--- START ---

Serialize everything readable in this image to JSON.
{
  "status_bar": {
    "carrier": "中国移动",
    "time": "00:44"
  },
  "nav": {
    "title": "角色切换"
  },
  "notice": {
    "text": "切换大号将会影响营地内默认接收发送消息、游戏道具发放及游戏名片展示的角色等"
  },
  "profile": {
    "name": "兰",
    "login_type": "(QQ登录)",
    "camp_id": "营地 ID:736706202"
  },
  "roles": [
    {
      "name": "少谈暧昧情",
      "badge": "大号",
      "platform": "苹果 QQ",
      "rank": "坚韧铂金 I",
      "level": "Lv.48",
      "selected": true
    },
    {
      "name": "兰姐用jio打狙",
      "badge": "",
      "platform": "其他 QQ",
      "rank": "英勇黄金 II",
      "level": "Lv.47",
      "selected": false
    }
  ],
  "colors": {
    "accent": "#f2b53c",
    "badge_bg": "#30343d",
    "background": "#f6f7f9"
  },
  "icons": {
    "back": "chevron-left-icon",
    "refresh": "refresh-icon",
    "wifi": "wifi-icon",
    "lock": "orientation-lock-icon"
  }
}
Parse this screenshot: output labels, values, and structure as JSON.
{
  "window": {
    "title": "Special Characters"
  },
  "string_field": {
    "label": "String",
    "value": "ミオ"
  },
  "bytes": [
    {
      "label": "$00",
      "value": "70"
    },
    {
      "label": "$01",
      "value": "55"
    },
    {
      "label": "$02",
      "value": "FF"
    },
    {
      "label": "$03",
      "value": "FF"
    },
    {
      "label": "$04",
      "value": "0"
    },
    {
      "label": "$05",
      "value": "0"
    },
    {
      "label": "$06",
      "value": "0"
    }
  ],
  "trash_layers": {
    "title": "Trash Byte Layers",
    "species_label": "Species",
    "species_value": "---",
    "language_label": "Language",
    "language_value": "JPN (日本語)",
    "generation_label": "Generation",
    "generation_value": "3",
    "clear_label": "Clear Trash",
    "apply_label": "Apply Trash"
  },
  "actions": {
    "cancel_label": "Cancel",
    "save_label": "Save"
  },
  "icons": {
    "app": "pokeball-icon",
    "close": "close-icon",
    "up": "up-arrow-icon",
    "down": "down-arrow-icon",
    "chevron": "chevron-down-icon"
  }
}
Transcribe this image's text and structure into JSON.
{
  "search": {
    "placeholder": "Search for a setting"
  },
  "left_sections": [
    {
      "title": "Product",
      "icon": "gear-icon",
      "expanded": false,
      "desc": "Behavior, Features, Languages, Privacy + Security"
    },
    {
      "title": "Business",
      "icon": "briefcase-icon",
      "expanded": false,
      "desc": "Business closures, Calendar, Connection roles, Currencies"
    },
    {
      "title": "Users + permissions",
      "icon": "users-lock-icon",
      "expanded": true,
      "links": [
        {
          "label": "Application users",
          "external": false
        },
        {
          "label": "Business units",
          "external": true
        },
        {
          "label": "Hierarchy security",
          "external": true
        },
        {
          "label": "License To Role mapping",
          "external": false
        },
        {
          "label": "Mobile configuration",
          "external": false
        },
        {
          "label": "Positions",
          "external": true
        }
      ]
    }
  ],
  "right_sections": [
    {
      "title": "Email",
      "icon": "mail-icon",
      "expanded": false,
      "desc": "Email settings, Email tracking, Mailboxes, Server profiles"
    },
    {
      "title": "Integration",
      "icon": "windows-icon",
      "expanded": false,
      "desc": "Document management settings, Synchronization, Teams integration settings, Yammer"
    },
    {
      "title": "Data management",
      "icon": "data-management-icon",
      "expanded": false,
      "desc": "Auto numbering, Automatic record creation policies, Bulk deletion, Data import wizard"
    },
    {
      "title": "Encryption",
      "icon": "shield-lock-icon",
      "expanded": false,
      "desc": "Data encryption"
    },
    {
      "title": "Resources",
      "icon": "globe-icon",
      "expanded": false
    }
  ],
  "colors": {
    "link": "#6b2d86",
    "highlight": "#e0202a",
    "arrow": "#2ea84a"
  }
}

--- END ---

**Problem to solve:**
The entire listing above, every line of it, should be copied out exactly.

**Task solution:**
Serialize everything readable in this image to JSON.
{
  "status_bar": {
    "carrier": "中国移动",
    "time": "00:44"
  },
  "nav": {
    "title": "角色切换"
  },
  "notice": {
    "text": "切换大号将会影响营地内默认接收发送消息、游戏道具发放及游戏名片展示的角色等"
  },
  "profile": {
    "name": "兰",
    "login_type": "(QQ登录)",
    "camp_id": "营地 ID:736706202"
  },
  "roles": [
    {
      "name": "少谈暧昧情",
      "badge": "大号",
      "platform": "苹果 QQ",
      "rank": "坚韧铂金 I",
      "level": "Lv.48",
      "selected": true
    },
    {
      "name": "兰姐用jio打狙",
      "badge": "",
      "platform": "其他 QQ",
      "rank": "英勇黄金 II",
      "level": "Lv.47",
      "selected": false
    }
  ],
  "colors": {
    "accent": "#f2b53c",
    "badge_bg": "#30343d",
    "background": "#f6f7f9"
  },
  "icons": {
    "back": "chevron-left-icon",
    "refresh": "refresh-icon",
    "wifi": "wifi-icon",
    "lock": "orientation-lock-icon"
  }
}
Parse this screenshot: output labels, values, and structure as JSON.
{
  "window": {
    "title": "Special Characters"
  },
  "string_field": {
    "label": "String",
    "value": "ミオ"
  },
  "bytes": [
    {
      "label": "$00",
      "value": "70"
    },
    {
      "label": "$01",
      "value": "55"
    },
    {
      "label": "$02",
      "value": "FF"
    },
    {
      "label": "$03",
      "value": "FF"
    },
    {
      "label": "$04",
      "value": "0"
    },
    {
      "label": "$05",
      "value": "0"
    },
    {
      "label": "$06",
      "value": "0"
    }
  ],
  "trash_layers": {
    "title": "Trash Byte Layers",
    "species_label": "Species",
    "species_value": "---",
    "language_label": "Language",
    "language_value": "JPN (日本語)",
    "generation_label": "Generation",
    "generation_value": "3",
    "clear_label": "Clear Trash",
    "apply_label": "Apply Trash"
  },
  "actions": {
    "cancel_label": "Cancel",
    "save_label": "Save"
  },
  "icons": {
    "app": "pokeball-icon",
    "close": "close-icon",
    "up": "up-arrow-icon",
    "down": "down-arrow-icon",
    "chevron": "chevron-down-icon"
  }
}
Transcribe this image's text and structure into JSON.
{
  "search": {
    "placeholder": "Search for a setting"
  },
  "left_sections": [
    {
      "title": "Product",
      "icon": "gear-icon",
      "expanded": false,
      "desc": "Behavior, Features, Languages, Privacy + Security"
    },
    {
      "title": "Business",
      "icon": "briefcase-icon",
      "expanded": false,
      "desc": "Business closures, Calendar, Connection roles, Currencies"
    },
    {
      "title": "Users + permissions",
      "icon": "users-lock-icon",
      "expanded": true,
      "links": [
        {
          "label": "Application users",
          "external": false
        },
        {
          "label": "Business units",
          "external": true
        },
        {
          "label": "Hierarchy security",
          "external": true
        },
        {
          "label": "License To Role mapping",
          "external": false
        },
        {
          "label": "Mobile configuration",
          "external": false
        },
        {
          "label": "Positions",
          "external": true
        }
      ]
    }
  ],
  "right_sections": [
    {
      "title": "Email",
      "icon": "mail-icon",
      "expanded": false,
      "desc": "Email settings, Email tracking, Mailboxes, Server profiles"
    },
    {
      "title": "Integration",
      "icon": "windows-icon",
      "expanded": false,
      "desc": "Document management settings, Synchronization, Teams integration settings, Yammer"
    },
    {
      "title": "Data management",
      "icon": "data-management-icon",
      "expanded": false,
      "desc": "Auto numbering, Automatic record creation policies, Bulk deletion, Data import wizard"
    },
    {
      "title": "Encryption",
      "icon": "shield-lock-icon",
      "expanded": false,
      "desc": "Data encryption"
    },
    {
      "title": "Resources",
      "icon": "globe-icon",
      "expanded": false
    }
  ],
  "colors": {
    "link": "#6b2d86",
    "highlight": "#e0202a",
    "arrow": "#2ea84a"
  }
}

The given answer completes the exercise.